I am excited to share Aspire’s journey and the lessons learned along the way. In a field that is evolving quickly like advanced illness care, continuously innovating is critical to providing the best care to patients. For example, Aspire is continually improving its proprietary patient identification algorithms through our partnership with Google Ventures. In addition, we are leveraging the lessons we have learned from the 45,000 patients we have served over the past five years to develop automated workflows that better target specific interventions to individual patients based on their unique needs. It is critical that we all continue to innovate and share our learnings so that we can deliver services that best meet the needs of our unique patient population.
What are you hoping to learn from some of your peers in other parts of healthcare at this event?
I am excited to learn how others are using technology to care for seniors. Whether its tele-video visits or organizing rides to the physician via Uber, we think there are a number of ways that technology can be used to improve the convenience of care for our patients and families while at the same time reducing the cost of delivering our care. Aspire has run several pilots using technology in innovative ways to care for our patients, and we are very excited to learn more about what others are doing.
If you weren’t leading Aspire, what would you be doing right now instead?
That’s a great question – I just wish I had more time to think about it! I am really excited about leading Aspire’s growth over the next few years, but if there was another big problem I was going to tackle it would be how to address social determinants of health for high cost, managed Medicaid patients. I am not sure if I would do this through a non-profit, public policy, or another healthcare company, but I think it’s one of the big challenges our country is facing and would love the opportunity to work on it.

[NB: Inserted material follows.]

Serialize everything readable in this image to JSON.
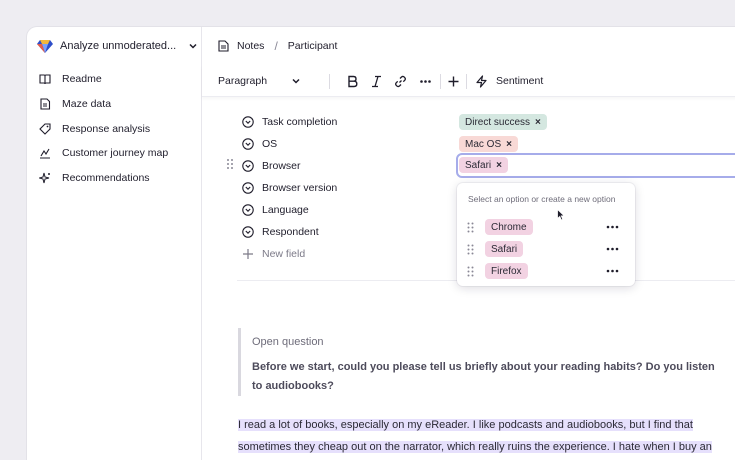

At the end of the day, how do you personally judge your success and the success of Aspire?
At the end of the day, I think it’s about the number of patients and families we – or other organizations like us – serve and, more importantly, the quality of the services we provide to those patients. I just want to make sure as many people as possible have a very different experience than my family had with my grandmom. Whether those patients are being served by Aspire or another provider doesn’t really matter to me, but making sure these services are provided in a high-quality and sustainable way is what drives me every day.
What’s the one thing outside of your world that you think is really innovative and cutting edge in healthcare?
I am really interested in how technology can be used to deliver lower cost care to expensive patient populations. I think nothing can replace face-to-face interactions, but I think there are some really interesting ways you can deliver care to complex patients via phones and tablets. Most of the telehealth work across the country to date has been focused on less seriously ill patient populations, but I think the next area of exploration will be around how to deploy technology to serve more complex patient populations.
Finally, this work can be hard and draining some days, what’s the one thing everyone supporting this community should always keep in the front of their minds?
In our work, we deal every day with patients who are likely to pass away in the next year. And when we hear those patients’ stories and the things they care about, it is almost never how much money they made or the titles they had – it is almost always about relationships and how they were able to love the people around them. My favorite thing about this work is how it constantly reminds you to think about the things that really matter in life and to look every day for ways you can positively impact the lives of those around you and leave the world just a little bit better than you found it.